### Activity
Pictures don't belong in the copy; print all the records exactly.

### Source information
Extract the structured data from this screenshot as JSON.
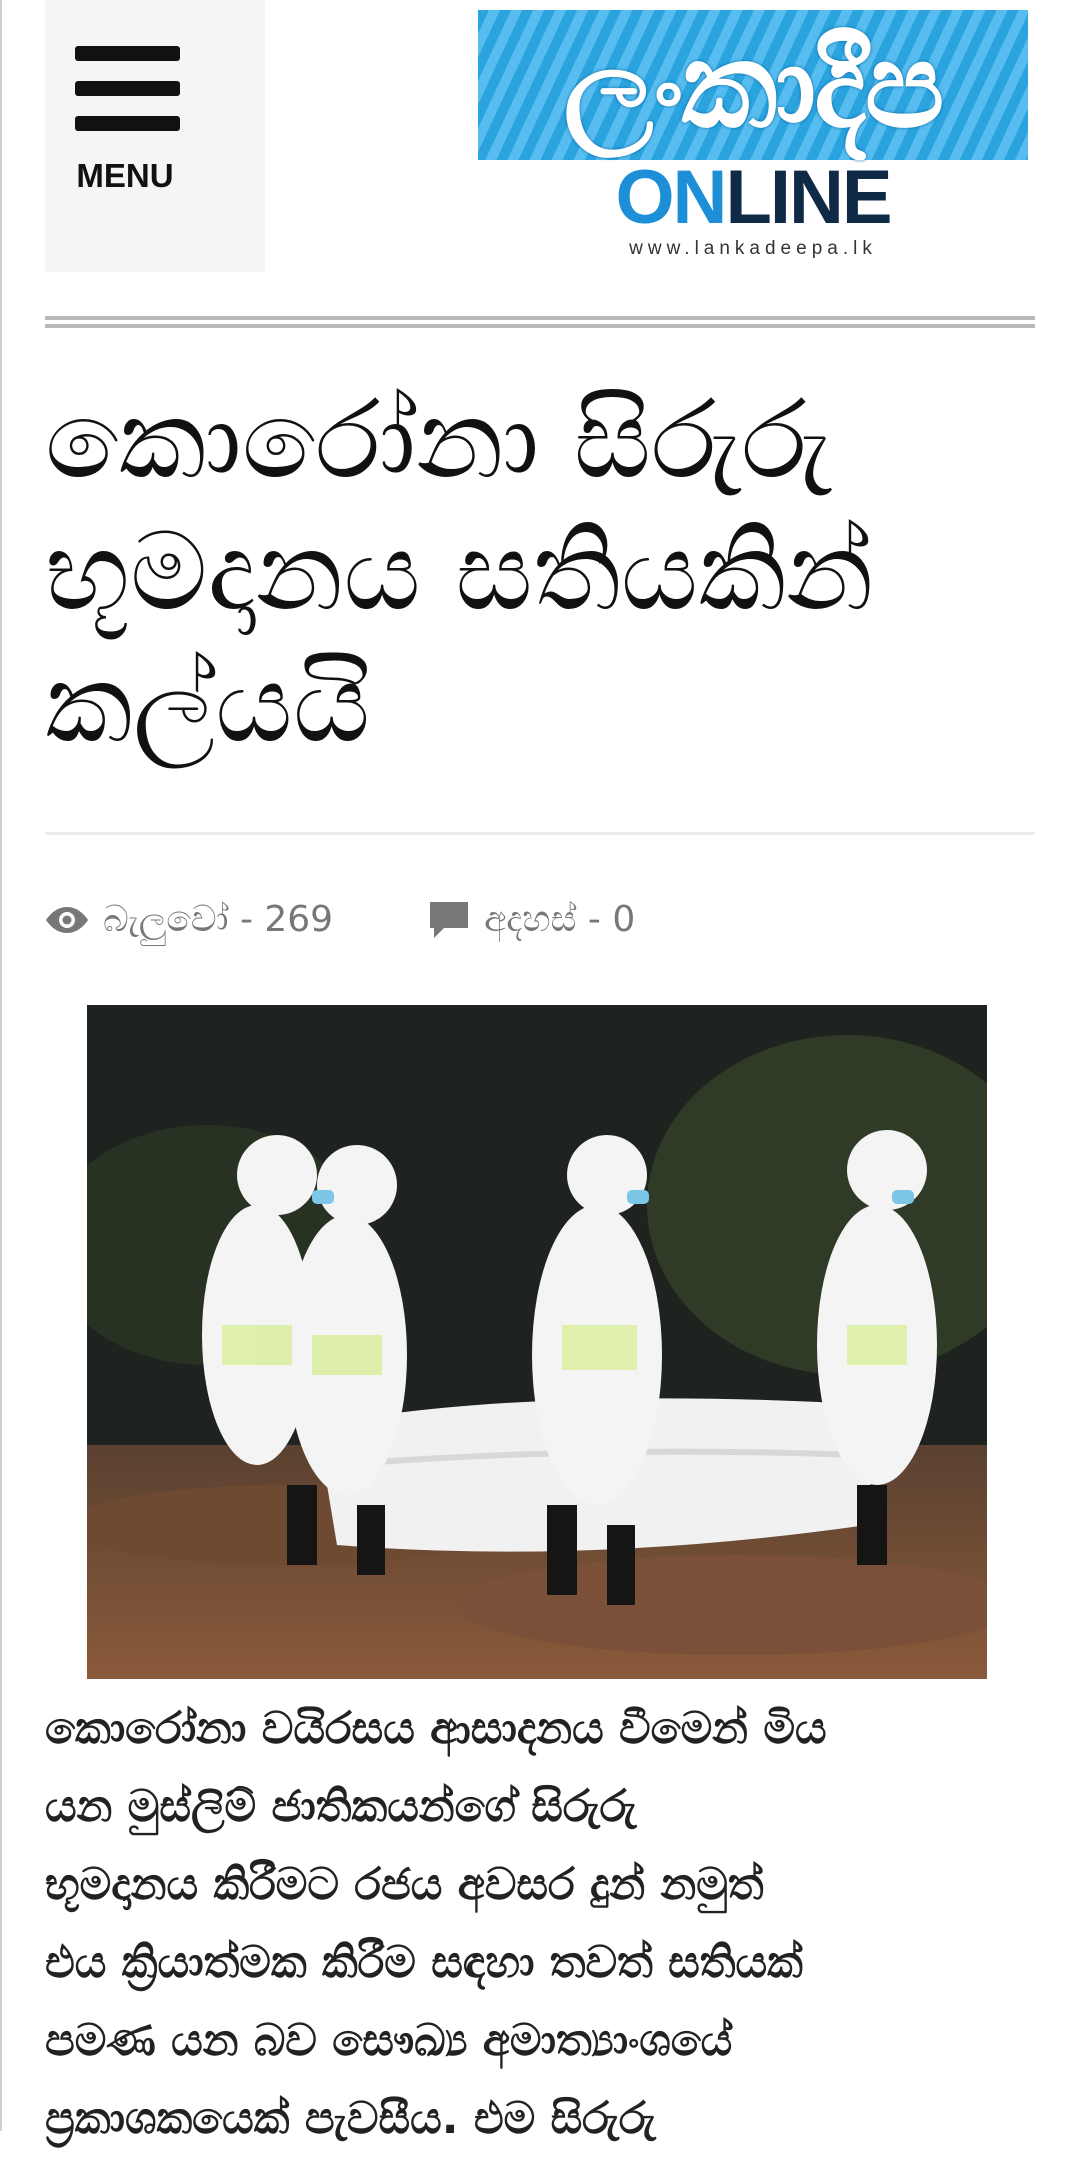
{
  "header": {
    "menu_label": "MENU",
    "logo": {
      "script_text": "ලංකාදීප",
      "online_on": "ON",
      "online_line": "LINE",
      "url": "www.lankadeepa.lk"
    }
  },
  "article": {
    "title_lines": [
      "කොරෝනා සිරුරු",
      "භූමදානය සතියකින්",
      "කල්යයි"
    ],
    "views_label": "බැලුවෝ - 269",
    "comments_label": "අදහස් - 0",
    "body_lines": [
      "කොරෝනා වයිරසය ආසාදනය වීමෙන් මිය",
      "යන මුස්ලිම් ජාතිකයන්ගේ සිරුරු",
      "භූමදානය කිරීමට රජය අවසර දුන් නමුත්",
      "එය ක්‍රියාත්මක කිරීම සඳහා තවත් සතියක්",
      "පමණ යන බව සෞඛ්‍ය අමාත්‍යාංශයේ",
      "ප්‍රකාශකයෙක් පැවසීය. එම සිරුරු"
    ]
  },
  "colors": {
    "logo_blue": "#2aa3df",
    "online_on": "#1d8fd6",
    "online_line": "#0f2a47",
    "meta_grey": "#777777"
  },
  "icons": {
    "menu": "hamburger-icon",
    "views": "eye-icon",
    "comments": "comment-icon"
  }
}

### Response below
Extract the structured data from this screenshot as JSON.
{
  "header": {
    "menu_label": "MENU",
    "logo": {
      "script_text": "ලංකාදීප",
      "online_on": "ON",
      "online_line": "LINE",
      "url": "www.lankadeepa.lk"
    }
  },
  "article": {
    "title_lines": [
      "කොරෝනා සිරුරු",
      "භූමදානය සතියකින්",
      "කල්යයි"
    ],
    "views_label": "බැලුවෝ - 269",
    "comments_label": "අදහස් - 0",
    "body_lines": [
      "කොරෝනා වයිරසය ආසාදනය වීමෙන් මිය",
      "යන මුස්ලිම් ජාතිකයන්ගේ සිරුරු",
      "භූමදානය කිරීමට රජය අවසර දුන් නමුත්",
      "එය ක්‍රියාත්මක කිරීම සඳහා තවත් සතියක්",
      "පමණ යන බව සෞඛ්‍ය අමාත්‍යාංශයේ",
      "ප්‍රකාශකයෙක් පැවසීය. එම සිරුරු"
    ]
  },
  "colors": {
    "logo_blue": "#2aa3df",
    "online_on": "#1d8fd6",
    "online_line": "#0f2a47",
    "meta_grey": "#777777"
  },
  "icons": {
    "menu": "hamburger-icon",
    "views": "eye-icon",
    "comments": "comment-icon"
  }
}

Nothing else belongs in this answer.